▶ **Work required**: Read through the entries below and return each line with the word "viewers".

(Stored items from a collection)
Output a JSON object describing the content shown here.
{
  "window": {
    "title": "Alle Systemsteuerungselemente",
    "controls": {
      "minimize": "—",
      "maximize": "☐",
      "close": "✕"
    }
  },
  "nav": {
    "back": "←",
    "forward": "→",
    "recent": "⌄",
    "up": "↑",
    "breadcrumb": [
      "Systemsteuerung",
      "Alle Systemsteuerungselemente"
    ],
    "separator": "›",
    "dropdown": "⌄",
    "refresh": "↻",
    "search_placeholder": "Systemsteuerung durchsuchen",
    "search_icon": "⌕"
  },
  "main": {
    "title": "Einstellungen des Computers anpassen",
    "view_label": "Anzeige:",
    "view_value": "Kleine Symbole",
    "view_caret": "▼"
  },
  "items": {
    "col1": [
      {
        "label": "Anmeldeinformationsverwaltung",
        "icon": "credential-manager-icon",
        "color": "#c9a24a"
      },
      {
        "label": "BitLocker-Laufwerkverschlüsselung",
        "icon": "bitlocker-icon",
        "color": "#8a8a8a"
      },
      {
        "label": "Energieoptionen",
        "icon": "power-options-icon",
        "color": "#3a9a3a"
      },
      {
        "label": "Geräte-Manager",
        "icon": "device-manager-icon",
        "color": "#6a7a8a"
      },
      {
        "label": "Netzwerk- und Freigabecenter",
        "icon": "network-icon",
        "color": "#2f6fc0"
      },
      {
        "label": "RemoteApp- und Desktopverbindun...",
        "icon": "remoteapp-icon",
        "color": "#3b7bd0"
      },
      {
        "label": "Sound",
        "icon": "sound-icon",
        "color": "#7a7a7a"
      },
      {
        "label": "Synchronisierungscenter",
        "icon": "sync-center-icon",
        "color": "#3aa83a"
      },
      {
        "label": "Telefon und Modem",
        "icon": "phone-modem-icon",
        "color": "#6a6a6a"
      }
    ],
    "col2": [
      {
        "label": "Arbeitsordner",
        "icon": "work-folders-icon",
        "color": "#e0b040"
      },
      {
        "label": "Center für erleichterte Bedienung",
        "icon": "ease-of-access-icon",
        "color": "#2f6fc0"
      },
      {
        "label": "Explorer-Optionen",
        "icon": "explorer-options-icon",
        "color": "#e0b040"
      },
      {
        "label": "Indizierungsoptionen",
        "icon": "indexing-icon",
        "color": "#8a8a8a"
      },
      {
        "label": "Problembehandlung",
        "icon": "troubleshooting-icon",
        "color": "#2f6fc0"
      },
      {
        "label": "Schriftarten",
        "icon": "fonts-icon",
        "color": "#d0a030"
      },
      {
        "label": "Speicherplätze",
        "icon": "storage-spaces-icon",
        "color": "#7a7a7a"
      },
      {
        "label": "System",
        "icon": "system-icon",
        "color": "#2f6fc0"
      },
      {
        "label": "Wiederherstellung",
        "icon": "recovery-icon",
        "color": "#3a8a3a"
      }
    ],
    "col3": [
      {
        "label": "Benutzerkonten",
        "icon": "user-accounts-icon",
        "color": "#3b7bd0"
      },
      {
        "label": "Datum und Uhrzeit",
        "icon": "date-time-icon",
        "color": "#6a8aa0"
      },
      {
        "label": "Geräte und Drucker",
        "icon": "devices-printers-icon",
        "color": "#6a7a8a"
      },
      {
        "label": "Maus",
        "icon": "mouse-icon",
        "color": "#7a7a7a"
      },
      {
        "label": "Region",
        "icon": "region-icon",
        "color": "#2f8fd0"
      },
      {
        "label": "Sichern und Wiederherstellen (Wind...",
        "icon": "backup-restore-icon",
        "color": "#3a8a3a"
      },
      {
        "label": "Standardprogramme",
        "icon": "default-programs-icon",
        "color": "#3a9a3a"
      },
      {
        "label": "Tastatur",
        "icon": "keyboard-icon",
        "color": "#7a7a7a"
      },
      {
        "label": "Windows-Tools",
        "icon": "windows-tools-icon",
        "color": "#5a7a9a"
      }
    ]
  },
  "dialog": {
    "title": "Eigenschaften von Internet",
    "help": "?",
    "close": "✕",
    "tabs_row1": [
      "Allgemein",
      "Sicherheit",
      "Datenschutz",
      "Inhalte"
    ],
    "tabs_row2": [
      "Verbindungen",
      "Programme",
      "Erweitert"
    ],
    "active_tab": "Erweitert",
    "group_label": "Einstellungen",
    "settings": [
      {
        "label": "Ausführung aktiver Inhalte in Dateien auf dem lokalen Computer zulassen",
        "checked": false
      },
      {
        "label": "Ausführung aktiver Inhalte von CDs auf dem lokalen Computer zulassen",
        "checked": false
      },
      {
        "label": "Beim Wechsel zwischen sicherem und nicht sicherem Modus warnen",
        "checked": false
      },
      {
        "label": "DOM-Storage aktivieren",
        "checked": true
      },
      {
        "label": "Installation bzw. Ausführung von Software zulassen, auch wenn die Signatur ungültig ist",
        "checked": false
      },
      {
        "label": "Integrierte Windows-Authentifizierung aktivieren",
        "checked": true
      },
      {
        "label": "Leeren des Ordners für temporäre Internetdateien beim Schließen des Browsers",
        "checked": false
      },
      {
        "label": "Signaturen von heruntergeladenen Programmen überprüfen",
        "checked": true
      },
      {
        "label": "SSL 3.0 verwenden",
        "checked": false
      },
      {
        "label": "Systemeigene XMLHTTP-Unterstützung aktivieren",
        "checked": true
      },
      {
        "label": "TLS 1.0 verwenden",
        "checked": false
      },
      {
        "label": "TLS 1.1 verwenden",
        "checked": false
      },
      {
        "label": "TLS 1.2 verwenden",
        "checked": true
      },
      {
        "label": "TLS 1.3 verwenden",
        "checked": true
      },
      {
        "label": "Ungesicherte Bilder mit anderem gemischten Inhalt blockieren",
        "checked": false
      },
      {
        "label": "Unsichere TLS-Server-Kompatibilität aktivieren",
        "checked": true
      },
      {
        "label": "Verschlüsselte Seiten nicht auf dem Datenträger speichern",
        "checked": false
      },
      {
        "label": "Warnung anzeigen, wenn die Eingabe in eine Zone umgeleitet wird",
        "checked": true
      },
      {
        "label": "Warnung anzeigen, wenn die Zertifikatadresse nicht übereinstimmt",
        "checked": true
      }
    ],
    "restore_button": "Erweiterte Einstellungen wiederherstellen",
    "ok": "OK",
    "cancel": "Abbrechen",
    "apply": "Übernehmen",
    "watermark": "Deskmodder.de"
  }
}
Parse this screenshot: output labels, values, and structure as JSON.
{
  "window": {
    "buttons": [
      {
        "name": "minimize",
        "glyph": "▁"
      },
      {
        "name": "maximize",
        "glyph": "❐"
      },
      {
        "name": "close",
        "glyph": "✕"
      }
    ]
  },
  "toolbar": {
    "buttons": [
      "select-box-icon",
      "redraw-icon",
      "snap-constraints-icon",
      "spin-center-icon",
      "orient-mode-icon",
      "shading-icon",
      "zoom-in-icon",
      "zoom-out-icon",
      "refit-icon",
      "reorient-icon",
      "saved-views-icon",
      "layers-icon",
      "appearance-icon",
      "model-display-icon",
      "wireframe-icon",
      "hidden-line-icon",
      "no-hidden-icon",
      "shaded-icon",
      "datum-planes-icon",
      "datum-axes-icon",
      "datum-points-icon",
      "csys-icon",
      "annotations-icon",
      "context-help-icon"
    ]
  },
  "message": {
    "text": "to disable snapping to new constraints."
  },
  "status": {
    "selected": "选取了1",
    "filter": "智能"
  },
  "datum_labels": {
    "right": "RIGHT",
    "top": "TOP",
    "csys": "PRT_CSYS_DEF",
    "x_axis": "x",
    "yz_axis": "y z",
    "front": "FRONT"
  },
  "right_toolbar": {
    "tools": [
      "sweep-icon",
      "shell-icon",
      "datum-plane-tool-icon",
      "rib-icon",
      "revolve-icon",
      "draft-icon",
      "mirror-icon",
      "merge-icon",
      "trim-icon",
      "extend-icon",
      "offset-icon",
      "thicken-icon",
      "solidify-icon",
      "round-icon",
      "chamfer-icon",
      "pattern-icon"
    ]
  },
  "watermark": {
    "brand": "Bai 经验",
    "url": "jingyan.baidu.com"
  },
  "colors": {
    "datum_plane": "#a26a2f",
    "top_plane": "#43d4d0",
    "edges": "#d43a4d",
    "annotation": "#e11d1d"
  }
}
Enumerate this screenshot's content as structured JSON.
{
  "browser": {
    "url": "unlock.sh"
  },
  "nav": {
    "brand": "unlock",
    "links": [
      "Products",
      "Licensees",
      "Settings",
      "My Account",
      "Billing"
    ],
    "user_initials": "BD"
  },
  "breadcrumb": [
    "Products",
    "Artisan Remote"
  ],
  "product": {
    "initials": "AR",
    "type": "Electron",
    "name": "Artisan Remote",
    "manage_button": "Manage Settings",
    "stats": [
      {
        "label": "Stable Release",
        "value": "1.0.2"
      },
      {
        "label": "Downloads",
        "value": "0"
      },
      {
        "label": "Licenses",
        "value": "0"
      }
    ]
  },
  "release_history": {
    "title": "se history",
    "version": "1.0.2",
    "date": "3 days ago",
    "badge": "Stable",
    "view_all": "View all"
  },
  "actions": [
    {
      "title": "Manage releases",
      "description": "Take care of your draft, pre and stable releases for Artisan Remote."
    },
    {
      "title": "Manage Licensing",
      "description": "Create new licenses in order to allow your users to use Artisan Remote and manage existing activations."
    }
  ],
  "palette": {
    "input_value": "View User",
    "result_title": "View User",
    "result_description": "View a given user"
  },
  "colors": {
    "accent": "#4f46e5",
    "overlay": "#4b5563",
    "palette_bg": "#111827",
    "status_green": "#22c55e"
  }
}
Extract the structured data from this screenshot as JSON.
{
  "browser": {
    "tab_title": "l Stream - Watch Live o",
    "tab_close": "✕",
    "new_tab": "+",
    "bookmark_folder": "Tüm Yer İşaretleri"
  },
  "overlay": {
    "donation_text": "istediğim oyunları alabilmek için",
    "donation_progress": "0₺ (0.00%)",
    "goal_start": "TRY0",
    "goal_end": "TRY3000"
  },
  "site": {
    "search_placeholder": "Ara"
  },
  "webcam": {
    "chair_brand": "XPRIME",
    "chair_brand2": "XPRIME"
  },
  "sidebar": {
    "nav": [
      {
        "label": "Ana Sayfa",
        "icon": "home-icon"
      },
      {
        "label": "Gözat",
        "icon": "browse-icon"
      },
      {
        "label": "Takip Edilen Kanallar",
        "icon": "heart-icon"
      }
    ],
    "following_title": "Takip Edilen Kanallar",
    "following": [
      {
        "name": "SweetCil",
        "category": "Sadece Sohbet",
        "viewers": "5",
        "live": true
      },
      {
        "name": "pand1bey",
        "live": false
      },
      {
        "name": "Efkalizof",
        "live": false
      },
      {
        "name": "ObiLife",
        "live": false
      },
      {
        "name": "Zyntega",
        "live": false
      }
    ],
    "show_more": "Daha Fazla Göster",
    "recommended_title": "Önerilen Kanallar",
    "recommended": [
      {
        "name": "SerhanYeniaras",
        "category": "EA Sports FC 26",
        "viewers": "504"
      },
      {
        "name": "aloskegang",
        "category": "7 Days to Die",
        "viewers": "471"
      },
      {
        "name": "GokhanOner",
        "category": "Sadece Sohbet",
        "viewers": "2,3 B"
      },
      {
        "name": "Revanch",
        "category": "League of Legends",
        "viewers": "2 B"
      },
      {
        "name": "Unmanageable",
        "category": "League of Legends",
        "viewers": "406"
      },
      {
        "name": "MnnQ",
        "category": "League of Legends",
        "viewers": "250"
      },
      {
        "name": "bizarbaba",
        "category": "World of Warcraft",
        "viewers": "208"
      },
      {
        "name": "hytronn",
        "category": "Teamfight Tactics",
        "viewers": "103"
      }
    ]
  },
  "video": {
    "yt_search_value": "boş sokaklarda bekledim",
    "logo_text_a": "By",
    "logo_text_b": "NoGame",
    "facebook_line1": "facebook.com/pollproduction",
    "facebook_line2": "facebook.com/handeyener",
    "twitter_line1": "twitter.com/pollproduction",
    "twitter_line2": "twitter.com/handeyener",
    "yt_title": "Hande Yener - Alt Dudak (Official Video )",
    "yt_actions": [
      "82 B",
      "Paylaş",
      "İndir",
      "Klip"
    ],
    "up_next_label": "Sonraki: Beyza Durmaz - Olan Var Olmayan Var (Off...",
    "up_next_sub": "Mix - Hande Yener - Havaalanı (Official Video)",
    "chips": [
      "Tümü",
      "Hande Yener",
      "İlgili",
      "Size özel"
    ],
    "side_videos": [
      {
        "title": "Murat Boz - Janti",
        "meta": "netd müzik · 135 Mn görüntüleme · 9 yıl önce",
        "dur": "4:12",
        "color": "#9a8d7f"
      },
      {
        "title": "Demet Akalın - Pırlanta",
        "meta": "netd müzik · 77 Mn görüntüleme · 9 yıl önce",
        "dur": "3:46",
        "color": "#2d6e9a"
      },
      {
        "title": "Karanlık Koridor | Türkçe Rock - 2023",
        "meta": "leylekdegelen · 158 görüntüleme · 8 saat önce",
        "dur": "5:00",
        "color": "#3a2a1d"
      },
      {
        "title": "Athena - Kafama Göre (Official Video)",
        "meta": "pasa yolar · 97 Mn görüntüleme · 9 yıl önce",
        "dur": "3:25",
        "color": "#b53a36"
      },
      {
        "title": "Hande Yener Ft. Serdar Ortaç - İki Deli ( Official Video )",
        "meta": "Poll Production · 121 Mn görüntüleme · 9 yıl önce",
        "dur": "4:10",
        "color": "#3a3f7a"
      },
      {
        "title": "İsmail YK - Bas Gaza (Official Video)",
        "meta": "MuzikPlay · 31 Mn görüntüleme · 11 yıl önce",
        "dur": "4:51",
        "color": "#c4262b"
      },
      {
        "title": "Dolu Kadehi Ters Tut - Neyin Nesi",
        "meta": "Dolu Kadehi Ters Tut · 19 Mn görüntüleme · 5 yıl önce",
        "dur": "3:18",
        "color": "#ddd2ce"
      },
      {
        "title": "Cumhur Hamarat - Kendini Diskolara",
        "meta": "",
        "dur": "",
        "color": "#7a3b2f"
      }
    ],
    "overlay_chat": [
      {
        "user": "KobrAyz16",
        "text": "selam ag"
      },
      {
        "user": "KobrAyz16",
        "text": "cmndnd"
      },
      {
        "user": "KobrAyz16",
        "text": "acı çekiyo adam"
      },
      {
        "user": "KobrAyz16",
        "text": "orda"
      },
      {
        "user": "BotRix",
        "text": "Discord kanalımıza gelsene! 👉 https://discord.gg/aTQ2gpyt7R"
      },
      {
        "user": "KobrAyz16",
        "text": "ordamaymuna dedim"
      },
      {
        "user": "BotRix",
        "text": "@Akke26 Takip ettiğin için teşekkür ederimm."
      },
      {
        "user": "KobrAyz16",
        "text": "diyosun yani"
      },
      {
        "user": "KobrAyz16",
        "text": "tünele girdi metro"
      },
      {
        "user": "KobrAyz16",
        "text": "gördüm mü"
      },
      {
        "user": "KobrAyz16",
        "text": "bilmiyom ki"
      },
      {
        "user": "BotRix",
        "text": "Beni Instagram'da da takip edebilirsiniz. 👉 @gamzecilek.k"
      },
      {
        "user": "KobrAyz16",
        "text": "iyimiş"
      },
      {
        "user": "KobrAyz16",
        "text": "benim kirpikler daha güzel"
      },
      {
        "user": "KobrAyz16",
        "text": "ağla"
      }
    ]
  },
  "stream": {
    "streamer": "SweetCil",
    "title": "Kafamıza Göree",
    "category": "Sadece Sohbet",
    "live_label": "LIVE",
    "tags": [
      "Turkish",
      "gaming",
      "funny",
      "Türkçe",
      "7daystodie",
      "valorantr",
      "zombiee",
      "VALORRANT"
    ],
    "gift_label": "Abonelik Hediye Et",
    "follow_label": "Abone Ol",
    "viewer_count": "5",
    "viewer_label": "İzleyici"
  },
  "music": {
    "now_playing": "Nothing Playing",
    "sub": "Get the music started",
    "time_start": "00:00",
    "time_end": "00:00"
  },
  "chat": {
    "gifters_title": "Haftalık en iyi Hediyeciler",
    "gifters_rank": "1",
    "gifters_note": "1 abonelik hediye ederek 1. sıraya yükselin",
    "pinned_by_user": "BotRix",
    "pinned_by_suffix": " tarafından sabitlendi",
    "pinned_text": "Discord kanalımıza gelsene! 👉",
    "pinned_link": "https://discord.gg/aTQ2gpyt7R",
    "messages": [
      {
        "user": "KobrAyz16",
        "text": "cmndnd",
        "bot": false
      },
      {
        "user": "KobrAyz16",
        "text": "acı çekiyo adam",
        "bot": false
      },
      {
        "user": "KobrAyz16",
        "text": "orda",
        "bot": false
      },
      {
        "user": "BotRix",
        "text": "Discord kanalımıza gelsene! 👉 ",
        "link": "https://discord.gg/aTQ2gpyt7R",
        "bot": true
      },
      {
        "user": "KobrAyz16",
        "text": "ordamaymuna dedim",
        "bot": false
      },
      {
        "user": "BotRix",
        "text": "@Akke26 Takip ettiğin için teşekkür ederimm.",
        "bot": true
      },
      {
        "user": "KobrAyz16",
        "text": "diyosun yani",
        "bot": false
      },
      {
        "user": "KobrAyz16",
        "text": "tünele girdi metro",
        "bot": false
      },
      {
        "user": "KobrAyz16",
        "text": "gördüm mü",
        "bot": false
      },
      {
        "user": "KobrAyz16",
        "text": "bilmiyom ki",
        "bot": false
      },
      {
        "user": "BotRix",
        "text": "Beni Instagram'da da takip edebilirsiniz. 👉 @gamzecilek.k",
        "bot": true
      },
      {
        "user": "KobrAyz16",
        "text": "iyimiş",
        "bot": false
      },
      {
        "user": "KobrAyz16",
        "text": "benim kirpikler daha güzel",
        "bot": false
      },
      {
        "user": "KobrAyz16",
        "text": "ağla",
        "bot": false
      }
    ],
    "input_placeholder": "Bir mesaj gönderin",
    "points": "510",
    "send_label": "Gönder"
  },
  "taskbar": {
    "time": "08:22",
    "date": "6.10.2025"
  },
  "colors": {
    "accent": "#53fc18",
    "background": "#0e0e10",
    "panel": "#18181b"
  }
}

▶ **Written solution**:
        "viewers": "5",
        "viewers": "504"
        "viewers": "471"
        "viewers": "2,3 B"
        "viewers": "2 B"
        "viewers": "406"
        "viewers": "250"
        "viewers": "208"
        "viewers": "103"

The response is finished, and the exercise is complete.